Stored data Start Marker

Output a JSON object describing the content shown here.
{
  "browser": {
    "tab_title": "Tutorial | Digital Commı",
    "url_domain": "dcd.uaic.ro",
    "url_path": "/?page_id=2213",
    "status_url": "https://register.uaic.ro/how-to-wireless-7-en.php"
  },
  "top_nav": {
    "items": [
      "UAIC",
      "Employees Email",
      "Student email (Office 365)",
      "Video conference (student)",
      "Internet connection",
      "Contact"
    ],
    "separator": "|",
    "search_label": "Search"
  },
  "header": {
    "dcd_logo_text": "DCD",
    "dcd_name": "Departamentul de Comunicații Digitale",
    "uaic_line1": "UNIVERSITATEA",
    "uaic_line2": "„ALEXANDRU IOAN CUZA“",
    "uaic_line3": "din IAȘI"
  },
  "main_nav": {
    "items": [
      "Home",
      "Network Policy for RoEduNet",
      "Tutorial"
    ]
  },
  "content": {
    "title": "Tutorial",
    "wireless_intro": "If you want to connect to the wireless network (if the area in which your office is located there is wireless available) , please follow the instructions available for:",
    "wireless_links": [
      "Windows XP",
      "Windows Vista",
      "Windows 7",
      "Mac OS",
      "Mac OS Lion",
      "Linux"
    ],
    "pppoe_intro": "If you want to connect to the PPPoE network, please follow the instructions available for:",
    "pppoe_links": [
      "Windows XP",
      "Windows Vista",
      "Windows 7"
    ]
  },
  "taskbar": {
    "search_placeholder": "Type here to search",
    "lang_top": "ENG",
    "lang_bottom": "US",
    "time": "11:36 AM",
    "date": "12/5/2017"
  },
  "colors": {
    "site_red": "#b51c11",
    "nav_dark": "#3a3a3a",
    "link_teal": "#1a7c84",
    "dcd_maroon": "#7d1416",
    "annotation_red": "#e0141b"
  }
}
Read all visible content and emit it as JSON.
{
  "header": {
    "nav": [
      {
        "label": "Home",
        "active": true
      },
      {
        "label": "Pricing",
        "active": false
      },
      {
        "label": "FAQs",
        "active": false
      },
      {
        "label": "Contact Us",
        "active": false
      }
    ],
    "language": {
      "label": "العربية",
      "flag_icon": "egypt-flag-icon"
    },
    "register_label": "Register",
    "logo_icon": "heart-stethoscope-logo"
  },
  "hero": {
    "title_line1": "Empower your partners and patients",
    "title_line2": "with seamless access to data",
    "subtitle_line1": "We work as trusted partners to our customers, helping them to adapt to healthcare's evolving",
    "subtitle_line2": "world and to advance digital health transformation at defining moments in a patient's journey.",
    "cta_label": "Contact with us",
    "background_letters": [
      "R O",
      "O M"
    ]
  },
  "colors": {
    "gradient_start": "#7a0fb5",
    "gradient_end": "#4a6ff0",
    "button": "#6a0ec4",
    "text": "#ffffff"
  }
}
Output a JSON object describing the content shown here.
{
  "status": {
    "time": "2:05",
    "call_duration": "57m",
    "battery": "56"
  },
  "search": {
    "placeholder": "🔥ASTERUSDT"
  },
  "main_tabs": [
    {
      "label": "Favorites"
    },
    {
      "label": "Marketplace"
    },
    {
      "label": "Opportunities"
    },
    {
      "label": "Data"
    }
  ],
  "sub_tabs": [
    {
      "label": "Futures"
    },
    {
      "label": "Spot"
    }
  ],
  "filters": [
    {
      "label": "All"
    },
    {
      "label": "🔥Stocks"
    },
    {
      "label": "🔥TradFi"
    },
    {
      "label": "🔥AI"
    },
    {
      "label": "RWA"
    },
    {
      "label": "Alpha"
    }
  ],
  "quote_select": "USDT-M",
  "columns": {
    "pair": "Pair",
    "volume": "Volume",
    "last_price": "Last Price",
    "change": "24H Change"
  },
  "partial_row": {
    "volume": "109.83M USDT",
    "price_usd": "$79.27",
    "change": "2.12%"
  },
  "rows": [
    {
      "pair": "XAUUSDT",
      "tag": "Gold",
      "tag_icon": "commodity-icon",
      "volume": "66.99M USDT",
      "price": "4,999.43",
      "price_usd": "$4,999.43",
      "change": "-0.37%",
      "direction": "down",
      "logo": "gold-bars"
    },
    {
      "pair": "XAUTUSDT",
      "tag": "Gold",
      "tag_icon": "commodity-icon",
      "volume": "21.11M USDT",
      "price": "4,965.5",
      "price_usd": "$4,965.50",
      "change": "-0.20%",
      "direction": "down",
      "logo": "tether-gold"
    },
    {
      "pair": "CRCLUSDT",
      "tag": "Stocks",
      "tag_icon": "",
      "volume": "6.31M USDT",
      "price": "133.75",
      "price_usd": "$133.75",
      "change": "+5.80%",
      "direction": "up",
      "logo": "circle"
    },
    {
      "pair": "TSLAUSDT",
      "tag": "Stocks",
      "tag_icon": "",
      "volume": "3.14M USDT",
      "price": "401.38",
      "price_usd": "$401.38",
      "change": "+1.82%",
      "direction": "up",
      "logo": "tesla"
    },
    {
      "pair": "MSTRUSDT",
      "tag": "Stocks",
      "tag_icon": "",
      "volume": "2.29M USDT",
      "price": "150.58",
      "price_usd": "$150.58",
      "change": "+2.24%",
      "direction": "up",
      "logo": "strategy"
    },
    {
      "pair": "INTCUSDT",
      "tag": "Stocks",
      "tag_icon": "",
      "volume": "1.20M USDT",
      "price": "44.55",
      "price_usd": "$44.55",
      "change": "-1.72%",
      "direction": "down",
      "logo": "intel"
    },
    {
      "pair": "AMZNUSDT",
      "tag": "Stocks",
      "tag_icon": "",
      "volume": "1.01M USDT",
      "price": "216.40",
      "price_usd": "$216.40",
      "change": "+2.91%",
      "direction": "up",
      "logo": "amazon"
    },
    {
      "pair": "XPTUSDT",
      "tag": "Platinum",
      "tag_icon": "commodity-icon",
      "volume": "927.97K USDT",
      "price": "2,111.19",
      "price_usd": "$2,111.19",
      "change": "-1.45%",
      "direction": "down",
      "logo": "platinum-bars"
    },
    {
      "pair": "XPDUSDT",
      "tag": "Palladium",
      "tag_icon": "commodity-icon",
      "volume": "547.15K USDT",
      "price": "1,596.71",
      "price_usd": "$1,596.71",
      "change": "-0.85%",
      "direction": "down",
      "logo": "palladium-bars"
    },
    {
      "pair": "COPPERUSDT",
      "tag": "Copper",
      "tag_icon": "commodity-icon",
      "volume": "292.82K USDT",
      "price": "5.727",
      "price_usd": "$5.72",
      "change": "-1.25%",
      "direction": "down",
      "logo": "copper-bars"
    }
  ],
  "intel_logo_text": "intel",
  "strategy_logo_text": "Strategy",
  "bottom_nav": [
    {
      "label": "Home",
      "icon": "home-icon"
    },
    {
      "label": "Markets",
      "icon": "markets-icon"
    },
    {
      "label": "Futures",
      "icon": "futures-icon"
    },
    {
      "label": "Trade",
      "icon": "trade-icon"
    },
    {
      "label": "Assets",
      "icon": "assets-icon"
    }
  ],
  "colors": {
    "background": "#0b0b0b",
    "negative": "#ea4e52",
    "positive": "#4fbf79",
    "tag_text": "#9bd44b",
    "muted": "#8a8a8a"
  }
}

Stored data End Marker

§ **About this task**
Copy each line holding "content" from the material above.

§ **Solution to this exercise**
Output a JSON object describing the content shown here.
  "content": {
Read all visible content and emit it as JSON.
Output a JSON object describing the content shown here.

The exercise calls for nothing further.